|Reimbursement per visit: $78||Reimbursement per visit: $121 55%|
|Total revenue increase: $345,000 51%|
This case study also documents how the work of the collaborative improved employee morale and encouraged high performance throughout the organization. These changes delivered another significant result: the adult medical care unit increased patient visit volume by 5 percent after several years of decline.
BMS improved its bottom revenue line by following the five strategic collaborative principles and, in addition, 10 RevMax specific change principles.
Ten RevMax principles:
Case Study 4: Marketing and Customer Service at the Urban Health Plan
- Do it right the first time
- Collect money due at the point of service
- Eliminate lag times between service and billing
- Manage claim rejections
- Redesign bad processes
- Encourage teamwork
- Leverage technology
- Share the data
- Establish good internal control systems
- Maintain appropriate staffing
This case study provides insight into how a South Bronx health center adapted highlytargeted marketing practices and by doing so was able to increase and sustain patient volume in a very competitive environment.
Urban Health Plan (UHP) had conducted an extensive and expensive media campaign for its new facility, which had generated much interest. But UHP soon realized it needed help in understanding the process of marketing without relying on expensive consultants. UHP enrolled in PCDC's Marketing and Customer Service Learning Collaborative.

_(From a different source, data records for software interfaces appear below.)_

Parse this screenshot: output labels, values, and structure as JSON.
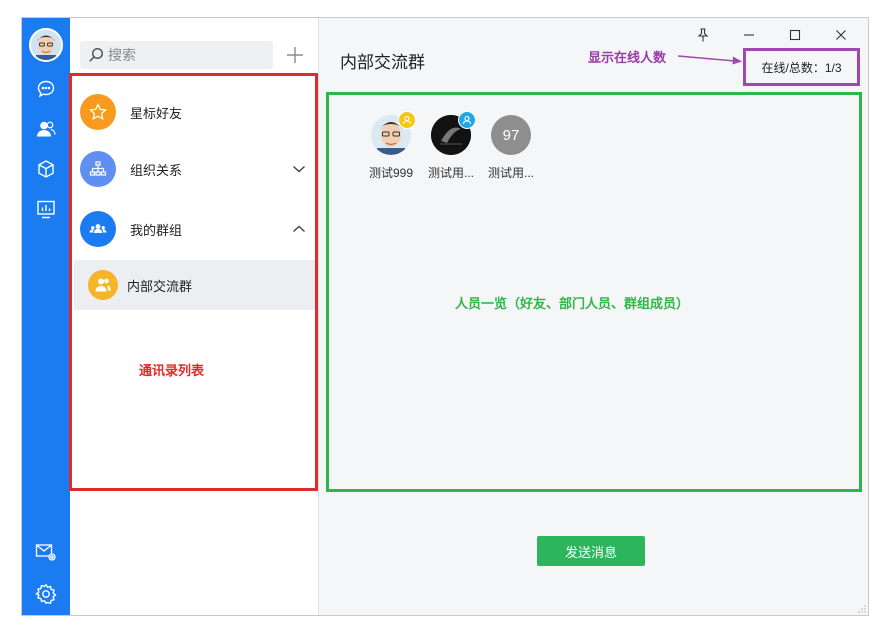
{
  "window": {
    "pin_icon": "pin-icon",
    "minimize_icon": "minimize-icon",
    "maximize_icon": "maximize-icon",
    "close_icon": "close-icon"
  },
  "rail": {
    "items": [
      {
        "name": "chat",
        "icon": "chat-bubble-icon"
      },
      {
        "name": "contacts",
        "icon": "contacts-icon"
      },
      {
        "name": "apps",
        "icon": "cube-icon"
      },
      {
        "name": "reports",
        "icon": "chart-icon"
      }
    ],
    "bottom": [
      {
        "name": "mail-settings",
        "icon": "mail-gear-icon"
      },
      {
        "name": "settings",
        "icon": "gear-icon"
      }
    ]
  },
  "contacts": {
    "search_placeholder": "搜索",
    "groups": [
      {
        "label": "星标好友",
        "icon": "star-icon",
        "color": "#f79a1e"
      },
      {
        "label": "组织关系",
        "icon": "org-tree-icon",
        "color": "#5f8ff0",
        "expanded": false
      },
      {
        "label": "我的群组",
        "icon": "group-icon",
        "color": "#1a7cf0",
        "expanded": true
      }
    ],
    "subgroup": {
      "label": "内部交流群",
      "color": "#f7b428"
    }
  },
  "annotations": {
    "contacts_list": "通讯录列表",
    "online_count": "显示在线人数",
    "members": "人员一览（好友、部门人员、群组成员）"
  },
  "main": {
    "title": "内部交流群",
    "online_status": "在线/总数：1/3",
    "members": [
      {
        "name": "测试999",
        "badge_color": "#f5c518"
      },
      {
        "name": "测试用...",
        "badge_color": "#25a6e8"
      },
      {
        "name": "测试用...",
        "avatar_text": "97",
        "avatar_color": "#8e8e8e"
      }
    ],
    "send_button": "发送消息"
  },
  "colors": {
    "rail_blue": "#1a7cf0",
    "annot_red": "#e12a2a",
    "annot_purple": "#a048b0",
    "annot_green": "#2fb548",
    "send_green": "#2db55d"
  }
}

PCDC helped UHP understand the importance of a two-pronged approach to community outreach. The first step was to create an in-house marketing division that was able to customize outreach efforts to narrowly defined populations. The second step was to create and maintain employee and customer satisfaction.

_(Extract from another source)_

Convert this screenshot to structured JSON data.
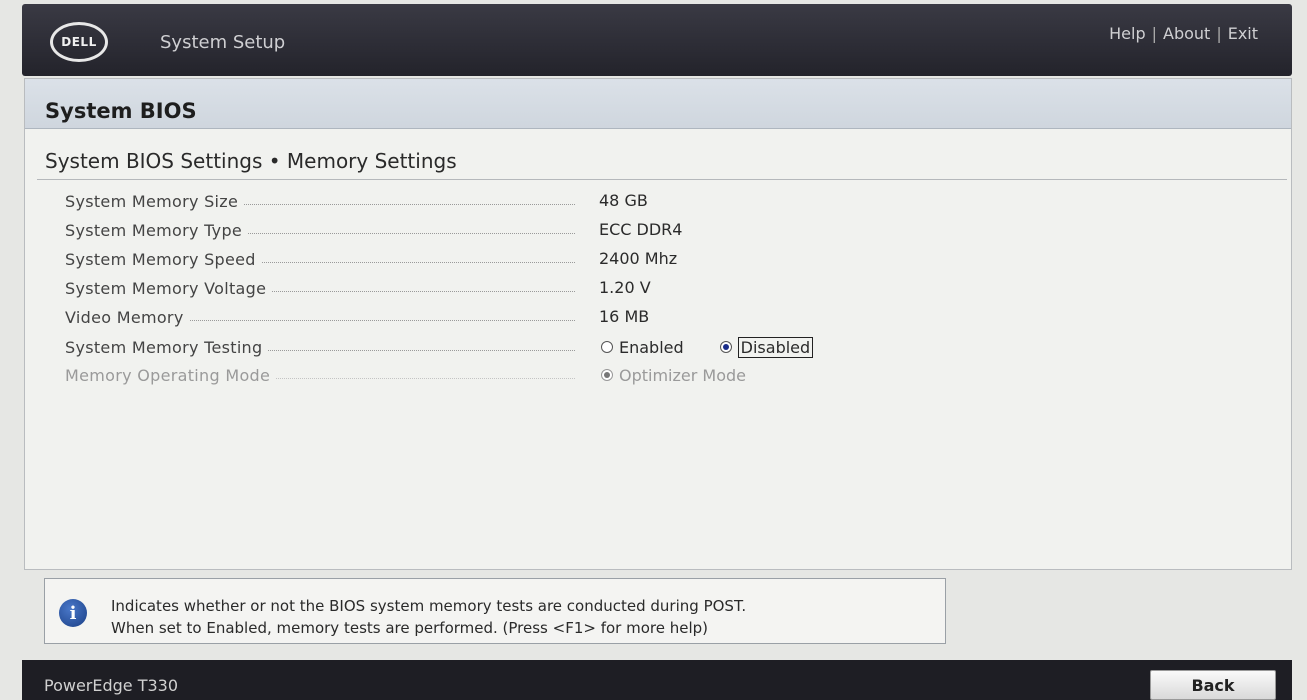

The case study examines how UHP created an in-house marketing division. Its goal was to increase and sustain patient volume through outreach to a specific population base. By achieving this goal, it significantly improved both employee and customer satisfaction.

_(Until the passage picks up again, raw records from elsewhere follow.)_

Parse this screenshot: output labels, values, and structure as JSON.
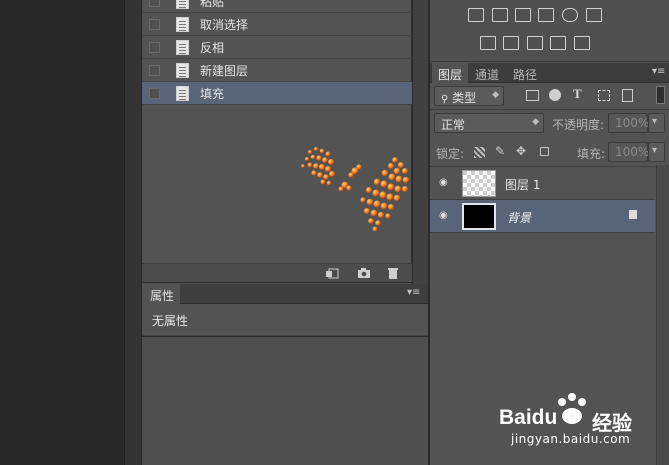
{
  "history": {
    "items": [
      {
        "label": "粘贴",
        "selected": false
      },
      {
        "label": "取消选择",
        "selected": false
      },
      {
        "label": "反相",
        "selected": false
      },
      {
        "label": "新建图层",
        "selected": false
      },
      {
        "label": "填充",
        "selected": true
      }
    ],
    "footer_icons": [
      "new-document-from-state-icon",
      "camera-icon",
      "trash-icon"
    ]
  },
  "properties": {
    "tab_label": "属性",
    "empty_text": "无属性"
  },
  "adjustments": {
    "icons": [
      "brightness-contrast-icon",
      "levels-icon",
      "curves-icon",
      "exposure-icon",
      "vibrance-icon",
      "hue-saturation-icon",
      "color-balance-icon",
      "black-white-icon",
      "photo-filter-icon",
      "channel-mixer-icon",
      "color-lookup-icon"
    ]
  },
  "layers_panel": {
    "tabs": [
      {
        "label": "图层",
        "active": true
      },
      {
        "label": "通道",
        "active": false
      },
      {
        "label": "路径",
        "active": false
      }
    ],
    "filter_kind": "类型",
    "blend_mode": "正常",
    "opacity_label": "不透明度:",
    "opacity_value": "100%",
    "lock_label": "锁定:",
    "fill_label": "填充:",
    "fill_value": "100%",
    "layers": [
      {
        "name": "图层 1",
        "visible": true,
        "selected": false,
        "thumb": "transparent"
      },
      {
        "name": "背景",
        "visible": true,
        "selected": true,
        "thumb": "black",
        "locked": true
      }
    ]
  },
  "watermark": {
    "brand": "Baidu",
    "brand_cn": "经验",
    "domain": "jingyan.baidu.com"
  },
  "colors": {
    "selected_row": "#586477",
    "panel_bg": "#535353",
    "canvas_orange": "#e07a2a"
  }
}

Patient satisfaction survey results:
|Centerwide patient survey—|
UHP surveyed about 60 patients who gave their opinion of the center on a scale of 1 to 7, with 7 being the highest.
|Opinion of center||6|
|Rating of different programs||6–7|
|Focus group surveys of UHP services—|
Over the six-month course of the collaborative, the team clearly identified the unique needs of targeted market segments. It established a method of tracking new patients who came to UHP from those market segments. It also secured support from providers, board members, and other staff members, which is crucial to sustaining gains.
Urban Health Plan followed a Marketing Road Map, which is an outline for following new customer service principles that places strong emphasis on the patient. The health center used the five basic marketing principles as well as an additional eight customer service principles.
Five Marketing principles:
- Situational analysis
- Marketing objectives
- Marketing strategies
- Marketing tactics
Eight Customer Service principles:
- Leadership commitment
- Service defined from a patient perspective
- Service standards
- Continuous improvement
- Internal communication
- Ongoing communication
- Reward and recognition
- Patient satisfaction measures
In conclusion, the data from these four collaboratives support the effectiveness of the learning collaborative model for implementing change. The groups used the model to achieve such goals as appointment access within 24 hours; visit cycle times of less than one hour; increase in reimbursement; and improved patient and staff satisfaction.
PCDC believes it can reproduce its success in diverse settings with future collaboratives. Its experience in working with a variety of groups over the past six years has enabled it to identify common issues that can hamper the process.
One challenge, for example, is helping organizations sustain the processes that were changed so that benefits continue to accrue. Frequently, PCDC has encountered what it labels the "myth of the self-maintaining innovation": the belief that gains achieved during a collaborative can be sustained without further effort. PCDC has learned that the improvement process is not a finite project; it is a never-ending commitment that requires continued organizational focus, resources, and course corrections.